This is perhaps Wesley’s best episode. He’s now a Starfleet Academy cadet. He was involved in an illegal maneuver that resulted in tragedy. He’s faced with being loyal to his friends or to what Picard teaches him is his first duty…to the truth.
The episode featured Robert Duncan McNeill as Cadet Nicholas Locarro. He would end up in prison for the move. The episode would inspire the character of Tom Paris played by McNeill in Star Trek: Voyager. I never understood why the name was changed. They used the same kind of circumstances and Paris was taken out of prison to assist in the Voyager mission. A photograph of him used on the episode is even recycled on the Voyager pilot. It’s the same guy. Maybe he was being placed in witness protection.
When the crew finds a single Borg who has been cut off from the collective they adopt him, calling him Hugh.

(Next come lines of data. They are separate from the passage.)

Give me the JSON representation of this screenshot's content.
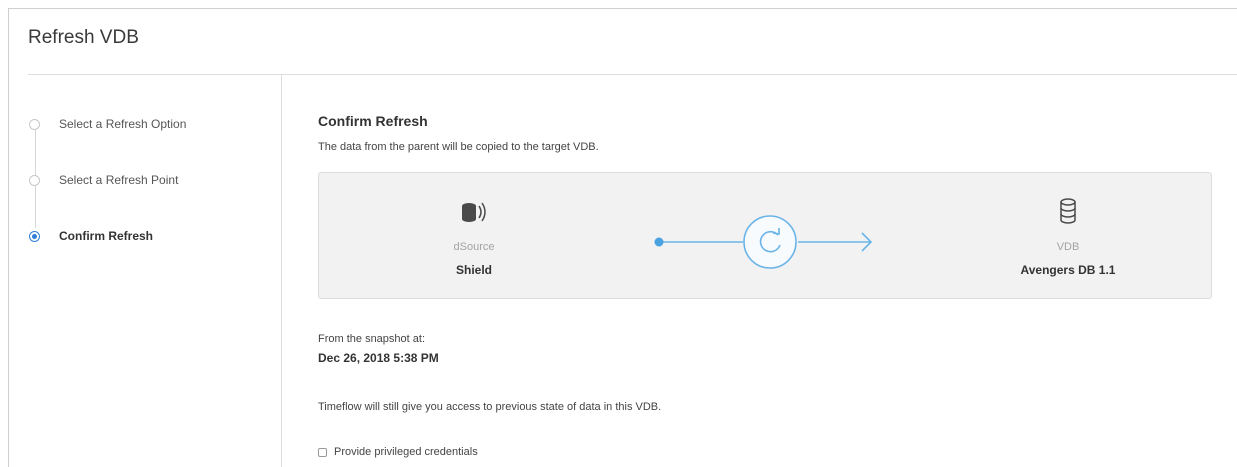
{
  "dialog": {
    "title": "Refresh VDB"
  },
  "steps": [
    {
      "label": "Select a Refresh Option",
      "state": "inactive"
    },
    {
      "label": "Select a Refresh Point",
      "state": "inactive"
    },
    {
      "label": "Confirm Refresh",
      "state": "active"
    }
  ],
  "main": {
    "title": "Confirm Refresh",
    "description": "The data from the parent will be copied to the target VDB.",
    "flow": {
      "source": {
        "type": "dSource",
        "name": "Shield",
        "icon": "dsource-icon"
      },
      "action_icon": "refresh-icon",
      "target": {
        "type": "VDB",
        "name": "Avengers DB 1.1",
        "icon": "database-icon"
      }
    },
    "snapshot_label": "From the snapshot at:",
    "snapshot_date": "Dec 26, 2018 5:38 PM",
    "timeflow_note": "Timeflow will still give you access to previous state of data in this VDB.",
    "credentials_label": "Provide privileged credentials",
    "credentials_checked": false
  },
  "colors": {
    "accent": "#2f7fd8",
    "flow_line": "#6ab4e8",
    "box_bg": "#f2f2f2"
  }
}
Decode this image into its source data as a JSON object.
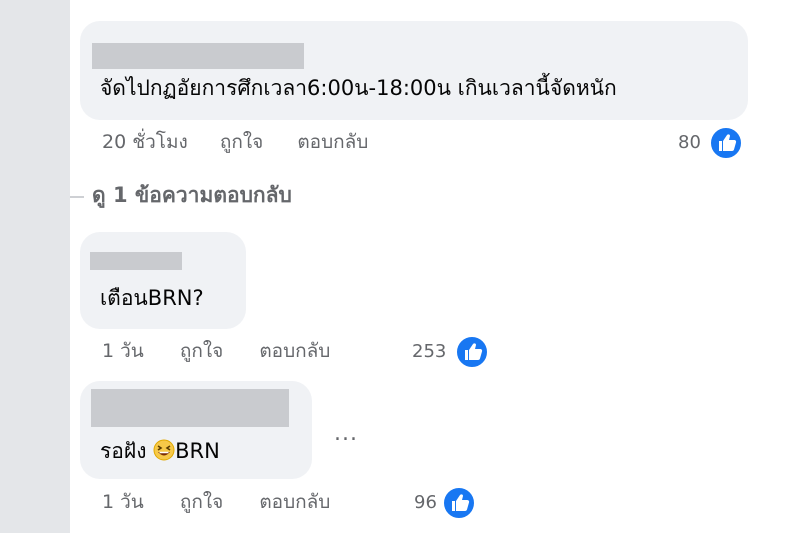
{
  "comments": [
    {
      "author": "",
      "text": "จัดไปกฏอัยการศึกเวลา6:00น-18:00น เกินเวลานี้จัดหนัก",
      "time": "20 ชั่วโมง",
      "like_label": "ถูกใจ",
      "reply_label": "ตอบกลับ",
      "reactions": "80",
      "reaction_icon": "like-icon"
    },
    {
      "author": "",
      "text": "เตือนBRN?",
      "time": "1 วัน",
      "like_label": "ถูกใจ",
      "reply_label": "ตอบกลับ",
      "reactions": "253",
      "reaction_icon": "like-icon"
    },
    {
      "author": "",
      "text_prefix": "รอฝัง",
      "emoji": "grinning-squinting-face",
      "text_suffix": "BRN",
      "time": "1 วัน",
      "like_label": "ถูกใจ",
      "reply_label": "ตอบกลับ",
      "reactions": "96",
      "reaction_icon": "like-icon",
      "more_label": "..."
    }
  ],
  "view_replies": "ดู 1 ข้อความตอบกลับ",
  "colors": {
    "bubble": "#f0f2f5",
    "meta_text": "#65676b",
    "like_blue": "#1877f2",
    "side_strip": "#e4e6e9"
  }
}
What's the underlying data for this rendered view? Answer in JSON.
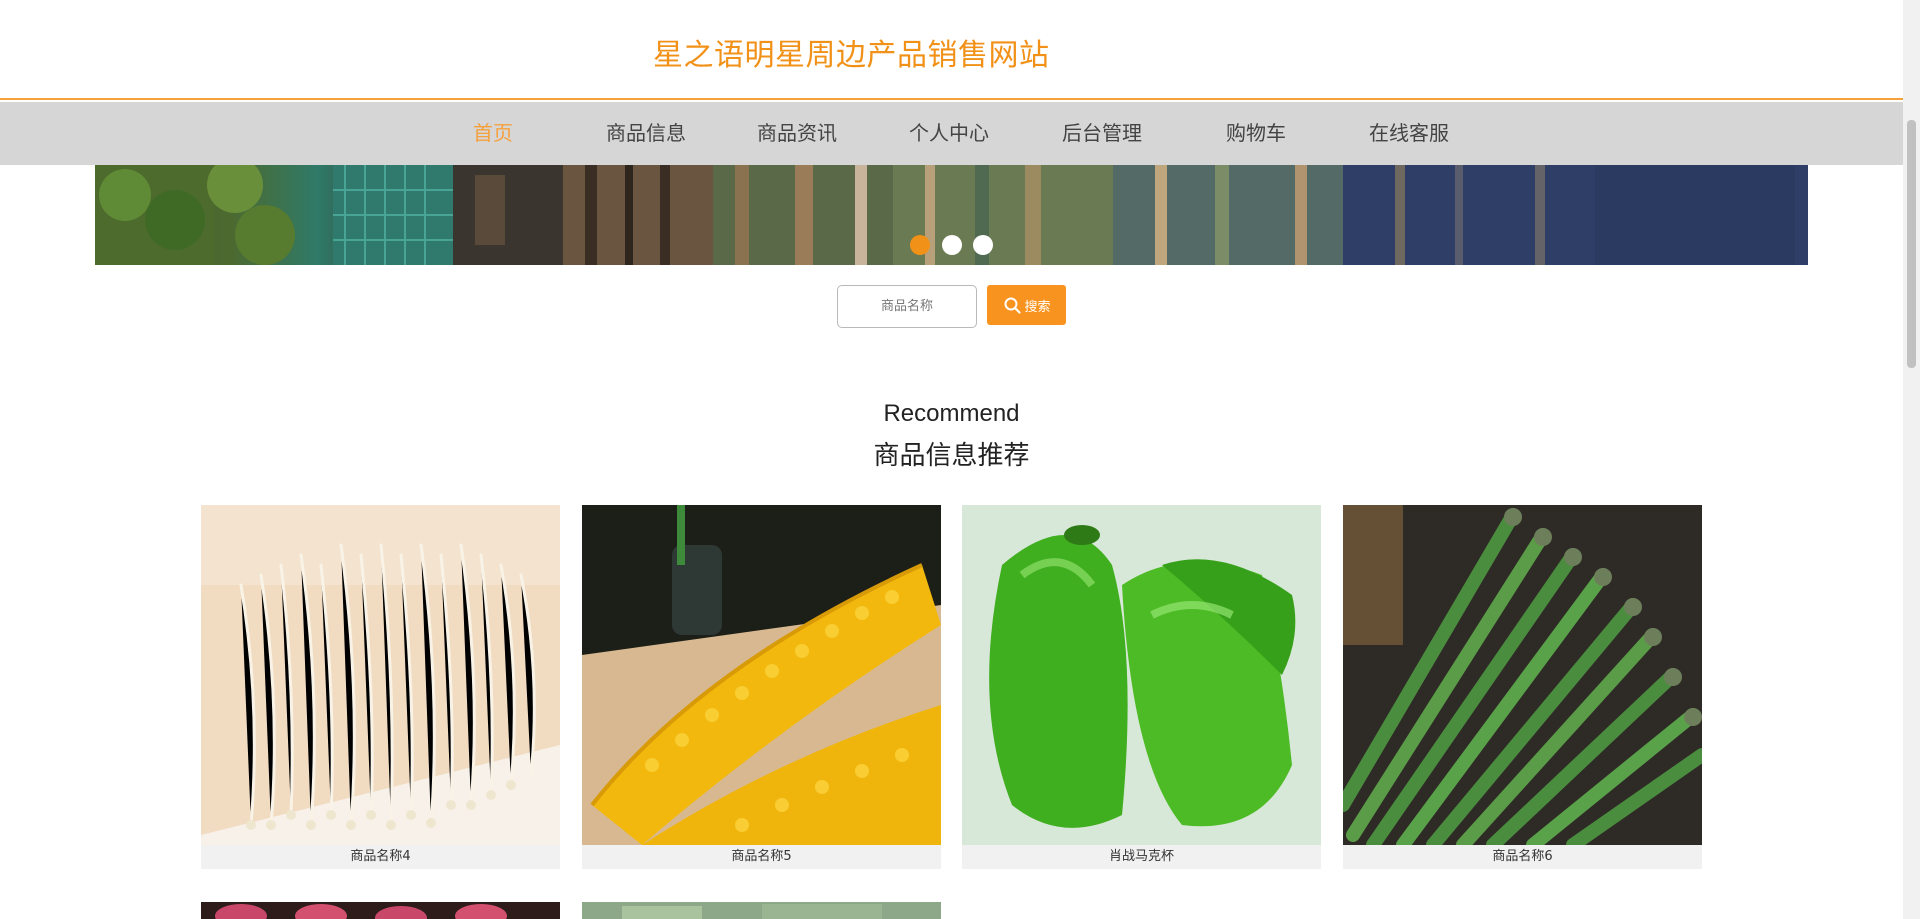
{
  "header": {
    "site_title": "星之语明星周边产品销售网站"
  },
  "nav": {
    "items": [
      {
        "label": "首页",
        "active": true
      },
      {
        "label": "商品信息",
        "active": false
      },
      {
        "label": "商品资讯",
        "active": false
      },
      {
        "label": "个人中心",
        "active": false
      },
      {
        "label": "后台管理",
        "active": false
      },
      {
        "label": "购物车",
        "active": false
      },
      {
        "label": "在线客服",
        "active": false
      }
    ]
  },
  "banner": {
    "slide_count": 3,
    "active_slide": 1
  },
  "search": {
    "placeholder": "商品名称",
    "value": "",
    "button_label": "搜索",
    "button_icon": "search-icon"
  },
  "recommend": {
    "title_en": "Recommend",
    "title_cn": "商品信息推荐",
    "products": [
      {
        "name": "商品名称4",
        "image": "enoki-mushroom-photo"
      },
      {
        "name": "商品名称5",
        "image": "corn-photo"
      },
      {
        "name": "肖战马克杯",
        "image": "green-pepper-photo"
      },
      {
        "name": "商品名称6",
        "image": "asparagus-photo"
      }
    ]
  },
  "colors": {
    "accent": "#f29118",
    "nav_bg": "#d6d6d6",
    "caption_bg": "#f1f1f1"
  }
}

Picard wants to use Hugh to infect the Borg with a deadly computer virus but comes up against the moral implications. Some fans were not so delighted that the Borg appeared to lose their high-tension persona with Hugh, but it actually makes the race stronger in my book.

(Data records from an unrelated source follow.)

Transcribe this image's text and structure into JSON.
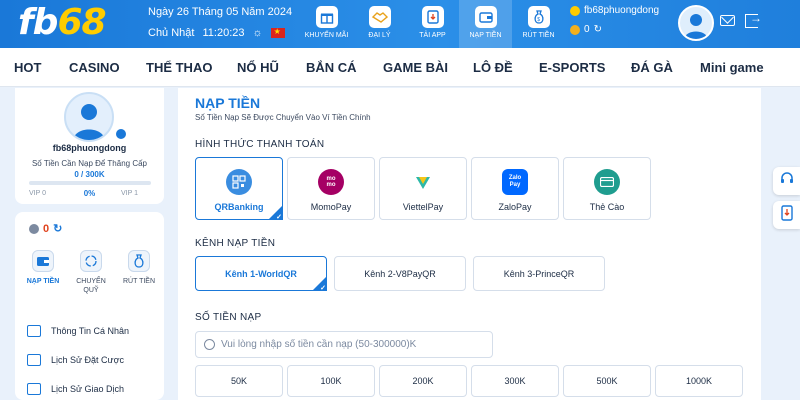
{
  "header": {
    "logo_fb": "fb",
    "logo_num": "68",
    "date": "Ngày 26 Tháng 05 Năm 2024",
    "weekday": "Chủ Nhật",
    "time": "11:20:23",
    "nav": [
      {
        "label": "KHUYẾN MÃI",
        "icon": "gift-icon"
      },
      {
        "label": "ĐẠI LÝ",
        "icon": "handshake-icon"
      },
      {
        "label": "TẢI APP",
        "icon": "download-app-icon"
      },
      {
        "label": "NẠP TIỀN",
        "icon": "wallet-icon",
        "active": true
      },
      {
        "label": "RÚT TIỀN",
        "icon": "money-bag-icon"
      }
    ],
    "username": "fb68phuongdong",
    "balance": "0"
  },
  "mainnav": {
    "items": [
      "HOT",
      "CASINO",
      "THỂ THAO",
      "NỔ HŨ",
      "BẮN CÁ",
      "GAME BÀI",
      "LÔ ĐỀ",
      "E-SPORTS",
      "ĐÁ GÀ",
      "Mini game"
    ]
  },
  "profile": {
    "username": "fb68phuongdong",
    "note": "Số Tiền Cần Nạp Để Thăng Cấp",
    "progress_text": "0  /  300K",
    "progress_fraction": 0,
    "vip_current": "VIP 0",
    "percent": "0%",
    "vip_next": "VIP 1"
  },
  "wallet": {
    "balance": "0",
    "actions": [
      {
        "label": "NẠP TIỀN",
        "active": true
      },
      {
        "label": "CHUYỂN QUỸ",
        "active": false
      },
      {
        "label": "RÚT TIỀN",
        "active": false
      }
    ],
    "menu": [
      "Thông Tin Cá Nhân",
      "Lịch Sử Đặt Cược",
      "Lịch Sử Giao Dịch"
    ]
  },
  "deposit": {
    "title": "NẠP TIỀN",
    "subtitle": "Số Tiền Nạp Sẽ Được Chuyển Vào Ví Tiền Chính",
    "method_heading": "HÌNH THỨC THANH TOÁN",
    "methods": [
      {
        "label": "QRBanking",
        "active": true,
        "icon_color": "#3a8de0"
      },
      {
        "label": "MomoPay",
        "active": false,
        "icon_color": "#a50064"
      },
      {
        "label": "ViettelPay",
        "active": false,
        "icon_color": "#2cb8a8"
      },
      {
        "label": "ZaloPay",
        "active": false,
        "icon_color": "#0068ff"
      },
      {
        "label": "Thẻ Cào",
        "active": false,
        "icon_color": "#1f9d8f"
      }
    ],
    "channel_heading": "KÊNH NẠP TIỀN",
    "channels": [
      {
        "label": "Kênh 1-WorldQR",
        "active": true
      },
      {
        "label": "Kênh 2-V8PayQR",
        "active": false
      },
      {
        "label": "Kênh 3-PrinceQR",
        "active": false
      }
    ],
    "amount_heading": "SỐ TIỀN NẠP",
    "amount_placeholder": "Vui lòng nhập số tiền cần nạp (50-300000)K",
    "amounts": [
      "50K",
      "100K",
      "200K",
      "300K",
      "500K",
      "1000K"
    ],
    "momo_text": "mo\nmo",
    "zalo_text": "Zalo Pay"
  },
  "colors": {
    "primary": "#1a78d8",
    "accent": "#ffcc00",
    "balance_red": "#e0431e"
  }
}
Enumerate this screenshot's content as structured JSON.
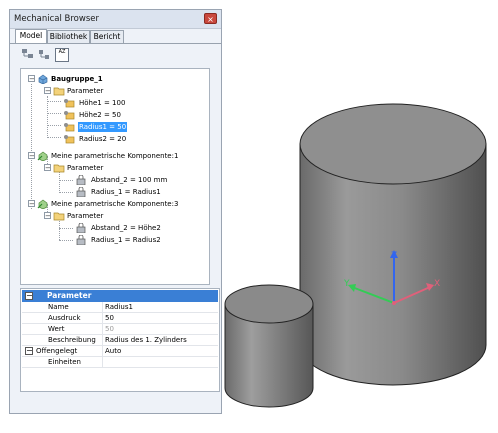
{
  "panel": {
    "title": "Mechanical Browser",
    "close_symbol": "×",
    "tabs": [
      {
        "label": "Model",
        "active": true
      },
      {
        "label": "Bibliothek",
        "active": false
      },
      {
        "label": "Bericht",
        "active": false
      }
    ],
    "toolbar_icons": [
      "tree-view-icon",
      "component-view-icon",
      "sort-az-icon"
    ],
    "sort_icon_text": "AZ"
  },
  "tree": {
    "root": "Baugruppe_1",
    "parameter_label": "Parameter",
    "parameters": [
      "Höhe1 = 100",
      "Höhe2 = 50",
      "Radius1 = 50",
      "Radius2 = 20"
    ],
    "components": [
      {
        "label": "Meine parametrische Komponente:1",
        "parameter_label": "Parameter",
        "params": [
          "Abstand_2 = 100 mm",
          "Radius_1 = Radius1"
        ]
      },
      {
        "label": "Meine parametrische Komponente:3",
        "parameter_label": "Parameter",
        "params": [
          "Abstand_2 = Höhe2",
          "Radius_1 = Radius2"
        ]
      }
    ],
    "expand_symbol": "−"
  },
  "properties": {
    "header": "Parameter",
    "rows": [
      {
        "key": "Name",
        "value": "Radius1"
      },
      {
        "key": "Ausdruck",
        "value": "50"
      },
      {
        "key": "Wert",
        "value": "50"
      },
      {
        "key": "Beschreibung",
        "value": "Radius des 1. Zylinders"
      },
      {
        "key": "Offengelegt",
        "value": "Auto"
      },
      {
        "key": "Einheiten",
        "value": ""
      }
    ]
  },
  "viewport": {
    "axes": {
      "x": "X",
      "y": "Y",
      "z": "Z"
    },
    "colors": {
      "x": "#e0607a",
      "y": "#33cc55",
      "z": "#3366ee",
      "cylinder": "#8c8c8c"
    }
  }
}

The Next Phase:
LaForge and Ro are subjected to a new Romulan device that puts them out of phase with their own ship and people. Ro believes they are dead and need to make their peace, while LaForge struggles to come up with a more uplifting and scientific answer. They do get to attend their own memorial services. The episode shows how much evolution the Ro character had undergone. It’s a shame she didn’t stick around for more.

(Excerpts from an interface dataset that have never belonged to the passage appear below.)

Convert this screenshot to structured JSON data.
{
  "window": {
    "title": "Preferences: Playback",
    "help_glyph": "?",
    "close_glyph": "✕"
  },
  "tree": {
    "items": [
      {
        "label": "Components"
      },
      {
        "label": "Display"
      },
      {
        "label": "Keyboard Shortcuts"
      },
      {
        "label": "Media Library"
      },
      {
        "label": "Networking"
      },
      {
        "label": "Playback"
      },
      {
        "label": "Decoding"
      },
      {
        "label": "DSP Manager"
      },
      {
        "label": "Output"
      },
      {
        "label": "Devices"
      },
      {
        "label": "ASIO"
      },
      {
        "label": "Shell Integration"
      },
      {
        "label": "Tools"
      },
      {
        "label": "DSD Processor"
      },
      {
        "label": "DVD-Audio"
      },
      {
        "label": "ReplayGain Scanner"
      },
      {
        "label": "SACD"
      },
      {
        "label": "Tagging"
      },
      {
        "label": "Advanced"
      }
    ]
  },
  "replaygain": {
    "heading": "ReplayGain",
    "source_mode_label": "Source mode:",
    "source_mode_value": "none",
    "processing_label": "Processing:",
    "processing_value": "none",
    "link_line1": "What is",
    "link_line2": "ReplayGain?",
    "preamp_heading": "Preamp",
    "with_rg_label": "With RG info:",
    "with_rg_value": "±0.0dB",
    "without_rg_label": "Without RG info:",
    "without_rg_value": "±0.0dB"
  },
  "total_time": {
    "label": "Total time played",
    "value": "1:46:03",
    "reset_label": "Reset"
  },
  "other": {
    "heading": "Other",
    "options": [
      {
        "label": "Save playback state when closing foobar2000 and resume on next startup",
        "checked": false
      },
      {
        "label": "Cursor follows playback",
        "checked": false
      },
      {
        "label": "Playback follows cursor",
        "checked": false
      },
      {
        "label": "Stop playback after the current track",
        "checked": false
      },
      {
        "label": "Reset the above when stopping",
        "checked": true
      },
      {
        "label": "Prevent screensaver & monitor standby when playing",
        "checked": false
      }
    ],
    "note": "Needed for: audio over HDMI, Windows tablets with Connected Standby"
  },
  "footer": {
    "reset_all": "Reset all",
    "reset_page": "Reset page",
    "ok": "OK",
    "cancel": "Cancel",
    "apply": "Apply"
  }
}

The Inner Light:
This is another of those “best of the franchise” episodes. Picard is struck by the beam of an unknown beacon in space. He ends up living an entire life as one of the beacon’s native people. Patrick Stewart puts in what should have been an award-winning performance to be sure. His son Daniel Stewart plays his character’s son in the episode. The episode ends on an emotional note as the probe delivers to Picard a flute he had learned to play during his alien “life”. This is Roddenberry’s dream at its very best.
The season ends with a cliffhanger. When Data’s head is found during an excavation on Earth, it’s clear he has been to the past. The cliffhanger finds the crew hanging out with the likes of Mark Twain. But there is an alien threat to this past Earth that raises the stakes.
The episode is presented in its original full-frame aspect ratio. The 1080p image is arrived at with an AVC MPEG-4 codec at an average 25 mbps. The image is sharper than it has ever looked for this series. Colors have a rich texture that I found quite impressive, particularly the deep reds and blacks of the new uniforms. This episode takes advantage of the image’s texture. The Romulan culture has a texture of its own, and it shines here. Because the episode stands alone, the bit rate is high and quality is superb.
The DTS-HD Master Audio 7.1 is not near as ambitious or impressive. Surrounds attempt to remain true to the original production, so nothing here is aggressive. The theme certainly has more punch, as does the dialog. The big winner here is the sub, which tends to add depth to the overall effect. The original sound is still available for purists.
All of the “Mission Archives” from the DVD remain, including a wonderful 30 minute tribute to Gene himself.
The final disc contains a two-part new feature in high definition:
Requiem – A Remembrance Of Star Trek: The Next Generation: This one is in two parts.
The Needs Of The Many: (29:58) This one focuses on the writers.
The Needs Of The Few: (28:58) This one has two parts. The first half is another tribute to Gene. The second half looks at recurring characters and milestone episodes.
Again CBS has done just a remarkable job on these releases. From top to bottom this is something every Star Trek fan needs on their shelf. Of course, we’re all eager to see if the quality continues on the next subbed out collection coming soon. I wouldn’t be surprised if the studio doesn’t eventually take a pass at the second season which is more and more standing out as the one low point in the release of these episodes in high definition. This was indeed the year we lost Gene. These new high-definition releases assure that his dream is still alive. “That commitment meant more to him than his own life.”